> [Exercise objective] Below are records to give again exactly; omit each image they contain.

> [The data]
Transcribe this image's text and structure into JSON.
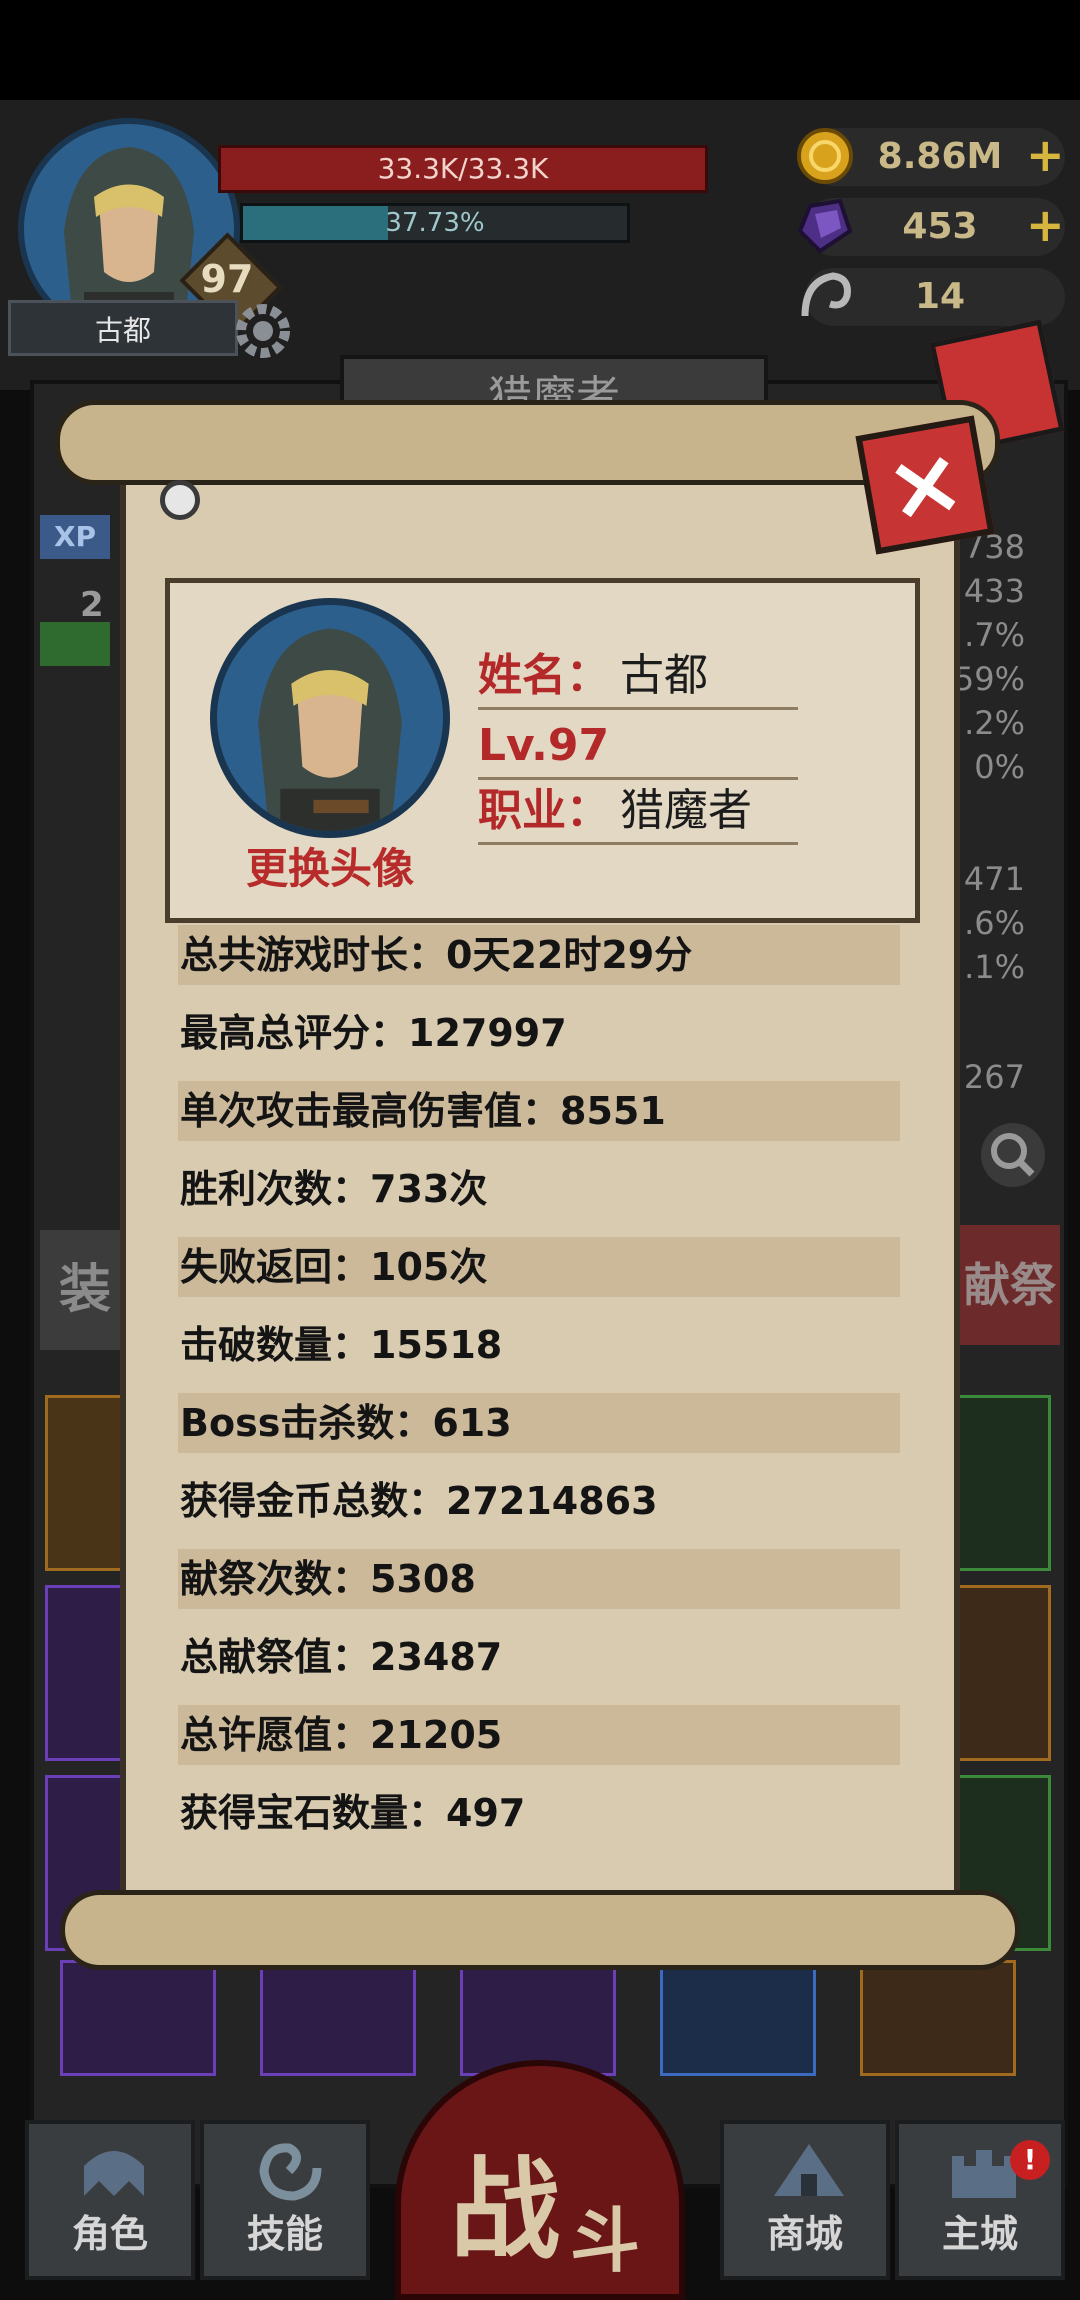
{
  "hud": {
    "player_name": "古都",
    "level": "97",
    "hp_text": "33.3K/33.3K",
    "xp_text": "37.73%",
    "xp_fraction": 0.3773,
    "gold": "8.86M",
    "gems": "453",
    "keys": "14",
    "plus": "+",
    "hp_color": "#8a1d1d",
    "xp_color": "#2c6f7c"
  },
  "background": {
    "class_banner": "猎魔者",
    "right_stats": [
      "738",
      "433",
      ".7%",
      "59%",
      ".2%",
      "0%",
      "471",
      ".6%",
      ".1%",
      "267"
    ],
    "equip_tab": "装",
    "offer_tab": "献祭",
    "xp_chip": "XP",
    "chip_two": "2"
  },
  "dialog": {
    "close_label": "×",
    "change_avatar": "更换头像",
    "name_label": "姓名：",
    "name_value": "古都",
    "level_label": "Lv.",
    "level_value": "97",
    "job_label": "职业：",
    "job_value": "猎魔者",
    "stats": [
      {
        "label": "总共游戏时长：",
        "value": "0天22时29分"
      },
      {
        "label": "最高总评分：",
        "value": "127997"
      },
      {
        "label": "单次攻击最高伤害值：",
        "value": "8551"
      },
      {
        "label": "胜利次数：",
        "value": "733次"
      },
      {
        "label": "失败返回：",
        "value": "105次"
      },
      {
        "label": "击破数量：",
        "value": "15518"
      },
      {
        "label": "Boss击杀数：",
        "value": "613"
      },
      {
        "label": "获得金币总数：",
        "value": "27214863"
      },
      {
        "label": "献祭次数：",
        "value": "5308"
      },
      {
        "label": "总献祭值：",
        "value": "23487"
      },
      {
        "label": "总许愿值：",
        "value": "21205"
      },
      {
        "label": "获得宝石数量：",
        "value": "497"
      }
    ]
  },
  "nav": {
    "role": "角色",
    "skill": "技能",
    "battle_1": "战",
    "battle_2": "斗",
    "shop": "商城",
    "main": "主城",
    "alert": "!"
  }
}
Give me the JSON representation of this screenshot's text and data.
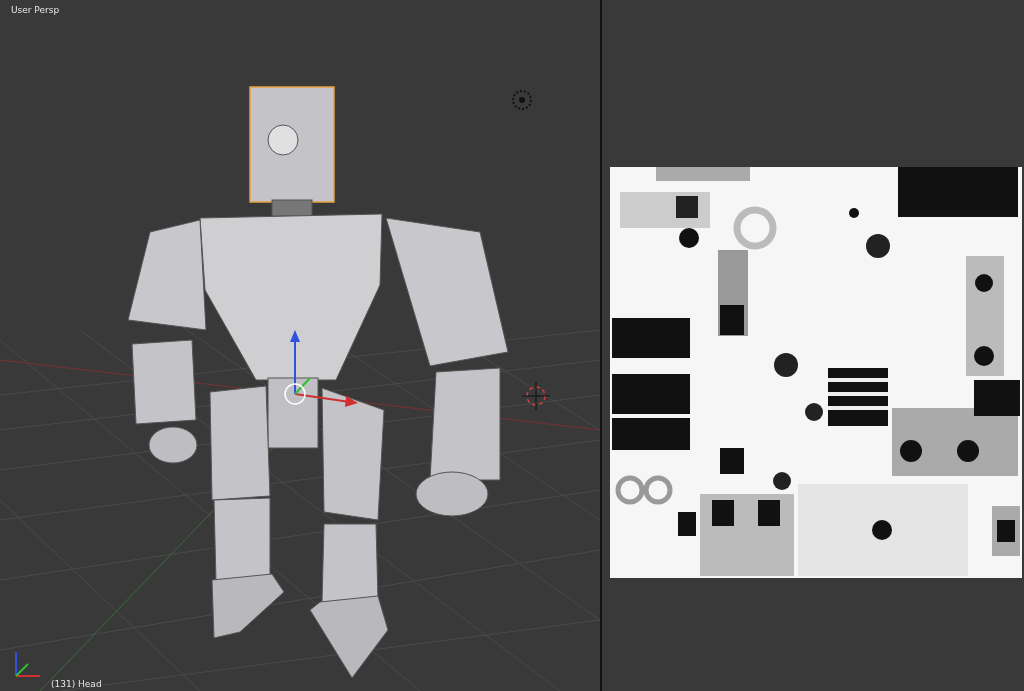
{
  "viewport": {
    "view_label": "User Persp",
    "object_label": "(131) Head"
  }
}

> [Response to the task]
Transcribe this image's text and structure into JSON.
{
  "hud": {
    "player_name": "古都",
    "level": "97",
    "hp_text": "33.3K/33.3K",
    "xp_text": "37.73%",
    "xp_fraction": 0.3773,
    "gold": "8.86M",
    "gems": "453",
    "keys": "14",
    "plus": "+",
    "hp_color": "#8a1d1d",
    "xp_color": "#2c6f7c"
  },
  "background": {
    "class_banner": "猎魔者",
    "right_stats": [
      "738",
      "433",
      ".7%",
      "59%",
      ".2%",
      "0%",
      "471",
      ".6%",
      ".1%",
      "267"
    ],
    "equip_tab": "装",
    "offer_tab": "献祭",
    "xp_chip": "XP",
    "chip_two": "2"
  },
  "dialog": {
    "close_label": "×",
    "change_avatar": "更换头像",
    "name_label": "姓名：",
    "name_value": "古都",
    "level_label": "Lv.",
    "level_value": "97",
    "job_label": "职业：",
    "job_value": "猎魔者",
    "stats": [
      {
        "label": "总共游戏时长：",
        "value": "0天22时29分"
      },
      {
        "label": "最高总评分：",
        "value": "127997"
      },
      {
        "label": "单次攻击最高伤害值：",
        "value": "8551"
      },
      {
        "label": "胜利次数：",
        "value": "733次"
      },
      {
        "label": "失败返回：",
        "value": "105次"
      },
      {
        "label": "击破数量：",
        "value": "15518"
      },
      {
        "label": "Boss击杀数：",
        "value": "613"
      },
      {
        "label": "获得金币总数：",
        "value": "27214863"
      },
      {
        "label": "献祭次数：",
        "value": "5308"
      },
      {
        "label": "总献祭值：",
        "value": "23487"
      },
      {
        "label": "总许愿值：",
        "value": "21205"
      },
      {
        "label": "获得宝石数量：",
        "value": "497"
      }
    ]
  },
  "nav": {
    "role": "角色",
    "skill": "技能",
    "battle_1": "战",
    "battle_2": "斗",
    "shop": "商城",
    "main": "主城",
    "alert": "!"
  }
}
Give me the JSON representation of this screenshot's text and data.
{
  "viewport": {
    "view_label": "User Persp",
    "object_label": "(131) Head"
  }
}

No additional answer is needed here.